• **Exercise prompt**:
Copy all of the records exactly.

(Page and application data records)
--- START ---
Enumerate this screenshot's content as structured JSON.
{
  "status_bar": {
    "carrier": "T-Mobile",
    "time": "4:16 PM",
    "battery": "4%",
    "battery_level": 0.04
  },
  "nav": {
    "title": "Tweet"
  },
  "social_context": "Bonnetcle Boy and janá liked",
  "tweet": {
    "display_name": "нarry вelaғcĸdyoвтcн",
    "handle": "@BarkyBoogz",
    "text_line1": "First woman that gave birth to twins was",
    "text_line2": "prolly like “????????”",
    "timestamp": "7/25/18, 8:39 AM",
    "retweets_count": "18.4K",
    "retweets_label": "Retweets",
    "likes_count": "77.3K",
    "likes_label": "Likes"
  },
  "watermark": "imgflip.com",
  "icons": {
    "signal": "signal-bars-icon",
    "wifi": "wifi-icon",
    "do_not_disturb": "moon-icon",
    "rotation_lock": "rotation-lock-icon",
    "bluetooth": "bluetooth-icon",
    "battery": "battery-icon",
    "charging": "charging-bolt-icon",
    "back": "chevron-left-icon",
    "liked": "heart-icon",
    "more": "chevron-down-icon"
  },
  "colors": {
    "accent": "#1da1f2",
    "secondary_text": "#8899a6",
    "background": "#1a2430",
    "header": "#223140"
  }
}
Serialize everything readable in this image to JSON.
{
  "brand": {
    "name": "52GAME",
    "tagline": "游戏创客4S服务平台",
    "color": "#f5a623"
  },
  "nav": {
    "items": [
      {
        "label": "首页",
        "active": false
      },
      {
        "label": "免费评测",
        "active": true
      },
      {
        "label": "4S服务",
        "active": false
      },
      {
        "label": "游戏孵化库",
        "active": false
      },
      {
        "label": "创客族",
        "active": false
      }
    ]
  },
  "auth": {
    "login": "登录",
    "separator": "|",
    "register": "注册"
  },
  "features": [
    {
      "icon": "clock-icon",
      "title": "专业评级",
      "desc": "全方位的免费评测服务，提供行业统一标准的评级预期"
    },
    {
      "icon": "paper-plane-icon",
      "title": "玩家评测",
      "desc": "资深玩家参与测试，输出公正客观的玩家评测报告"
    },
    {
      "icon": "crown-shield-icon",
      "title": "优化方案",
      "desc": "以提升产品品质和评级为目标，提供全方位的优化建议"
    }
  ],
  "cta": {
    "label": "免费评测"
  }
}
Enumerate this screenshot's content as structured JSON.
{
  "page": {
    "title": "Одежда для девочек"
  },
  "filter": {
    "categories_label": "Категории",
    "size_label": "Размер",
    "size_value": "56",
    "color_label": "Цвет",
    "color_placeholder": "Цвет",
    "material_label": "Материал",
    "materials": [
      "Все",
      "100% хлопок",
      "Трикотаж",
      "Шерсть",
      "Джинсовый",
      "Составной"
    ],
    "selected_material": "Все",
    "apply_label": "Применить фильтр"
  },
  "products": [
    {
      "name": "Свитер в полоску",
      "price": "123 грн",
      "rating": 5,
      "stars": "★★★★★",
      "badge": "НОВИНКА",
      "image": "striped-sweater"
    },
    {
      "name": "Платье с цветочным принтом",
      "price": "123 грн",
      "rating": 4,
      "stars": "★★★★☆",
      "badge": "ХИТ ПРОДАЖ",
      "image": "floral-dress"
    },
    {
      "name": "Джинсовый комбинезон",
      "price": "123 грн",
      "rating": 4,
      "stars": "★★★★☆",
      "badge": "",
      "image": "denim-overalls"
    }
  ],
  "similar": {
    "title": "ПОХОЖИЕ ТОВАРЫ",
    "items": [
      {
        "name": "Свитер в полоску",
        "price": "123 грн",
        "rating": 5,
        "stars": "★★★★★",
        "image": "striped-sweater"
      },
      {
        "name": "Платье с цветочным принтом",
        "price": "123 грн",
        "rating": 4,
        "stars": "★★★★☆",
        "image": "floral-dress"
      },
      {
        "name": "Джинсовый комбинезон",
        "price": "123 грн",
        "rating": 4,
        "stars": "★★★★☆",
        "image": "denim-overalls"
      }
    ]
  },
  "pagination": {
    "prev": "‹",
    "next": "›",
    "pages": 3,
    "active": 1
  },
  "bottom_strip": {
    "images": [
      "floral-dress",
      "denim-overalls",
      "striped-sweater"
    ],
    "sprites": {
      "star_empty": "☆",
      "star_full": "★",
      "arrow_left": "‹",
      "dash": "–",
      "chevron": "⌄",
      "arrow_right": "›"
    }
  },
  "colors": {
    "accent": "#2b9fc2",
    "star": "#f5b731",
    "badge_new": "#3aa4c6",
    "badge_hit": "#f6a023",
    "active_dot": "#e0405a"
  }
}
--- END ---
• **Reply**:
Enumerate this screenshot's content as structured JSON.
{
  "status_bar": {
    "carrier": "T-Mobile",
    "time": "4:16 PM",
    "battery": "4%",
    "battery_level": 0.04
  },
  "nav": {
    "title": "Tweet"
  },
  "social_context": "Bonnetcle Boy and janá liked",
  "tweet": {
    "display_name": "нarry вelaғcĸdyoвтcн",
    "handle": "@BarkyBoogz",
    "text_line1": "First woman that gave birth to twins was",
    "text_line2": "prolly like “????????”",
    "timestamp": "7/25/18, 8:39 AM",
    "retweets_count": "18.4K",
    "retweets_label": "Retweets",
    "likes_count": "77.3K",
    "likes_label": "Likes"
  },
  "watermark": "imgflip.com",
  "icons": {
    "signal": "signal-bars-icon",
    "wifi": "wifi-icon",
    "do_not_disturb": "moon-icon",
    "rotation_lock": "rotation-lock-icon",
    "bluetooth": "bluetooth-icon",
    "battery": "battery-icon",
    "charging": "charging-bolt-icon",
    "back": "chevron-left-icon",
    "liked": "heart-icon",
    "more": "chevron-down-icon"
  },
  "colors": {
    "accent": "#1da1f2",
    "secondary_text": "#8899a6",
    "background": "#1a2430",
    "header": "#223140"
  }
}
Serialize everything readable in this image to JSON.
{
  "brand": {
    "name": "52GAME",
    "tagline": "游戏创客4S服务平台",
    "color": "#f5a623"
  },
  "nav": {
    "items": [
      {
        "label": "首页",
        "active": false
      },
      {
        "label": "免费评测",
        "active": true
      },
      {
        "label": "4S服务",
        "active": false
      },
      {
        "label": "游戏孵化库",
        "active": false
      },
      {
        "label": "创客族",
        "active": false
      }
    ]
  },
  "auth": {
    "login": "登录",
    "separator": "|",
    "register": "注册"
  },
  "features": [
    {
      "icon": "clock-icon",
      "title": "专业评级",
      "desc": "全方位的免费评测服务，提供行业统一标准的评级预期"
    },
    {
      "icon": "paper-plane-icon",
      "title": "玩家评测",
      "desc": "资深玩家参与测试，输出公正客观的玩家评测报告"
    },
    {
      "icon": "crown-shield-icon",
      "title": "优化方案",
      "desc": "以提升产品品质和评级为目标，提供全方位的优化建议"
    }
  ],
  "cta": {
    "label": "免费评测"
  }
}
Enumerate this screenshot's content as structured JSON.
{
  "page": {
    "title": "Одежда для девочек"
  },
  "filter": {
    "categories_label": "Категории",
    "size_label": "Размер",
    "size_value": "56",
    "color_label": "Цвет",
    "color_placeholder": "Цвет",
    "material_label": "Материал",
    "materials": [
      "Все",
      "100% хлопок",
      "Трикотаж",
      "Шерсть",
      "Джинсовый",
      "Составной"
    ],
    "selected_material": "Все",
    "apply_label": "Применить фильтр"
  },
  "products": [
    {
      "name": "Свитер в полоску",
      "price": "123 грн",
      "rating": 5,
      "stars": "★★★★★",
      "badge": "НОВИНКА",
      "image": "striped-sweater"
    },
    {
      "name": "Платье с цветочным принтом",
      "price": "123 грн",
      "rating": 4,
      "stars": "★★★★☆",
      "badge": "ХИТ ПРОДАЖ",
      "image": "floral-dress"
    },
    {
      "name": "Джинсовый комбинезон",
      "price": "123 грн",
      "rating": 4,
      "stars": "★★★★☆",
      "badge": "",
      "image": "denim-overalls"
    }
  ],
  "similar": {
    "title": "ПОХОЖИЕ ТОВАРЫ",
    "items": [
      {
        "name": "Свитер в полоску",
        "price": "123 грн",
        "rating": 5,
        "stars": "★★★★★",
        "image": "striped-sweater"
      },
      {
        "name": "Платье с цветочным принтом",
        "price": "123 грн",
        "rating": 4,
        "stars": "★★★★☆",
        "image": "floral-dress"
      },
      {
        "name": "Джинсовый комбинезон",
        "price": "123 грн",
        "rating": 4,
        "stars": "★★★★☆",
        "image": "denim-overalls"
      }
    ]
  },
  "pagination": {
    "prev": "‹",
    "next": "›",
    "pages": 3,
    "active": 1
  },
  "bottom_strip": {
    "images": [
      "floral-dress",
      "denim-overalls",
      "striped-sweater"
    ],
    "sprites": {
      "star_empty": "☆",
      "star_full": "★",
      "arrow_left": "‹",
      "dash": "–",
      "chevron": "⌄",
      "arrow_right": "›"
    }
  },
  "colors": {
    "accent": "#2b9fc2",
    "star": "#f5b731",
    "badge_new": "#3aa4c6",
    "badge_hit": "#f6a023",
    "active_dot": "#e0405a"
  }
}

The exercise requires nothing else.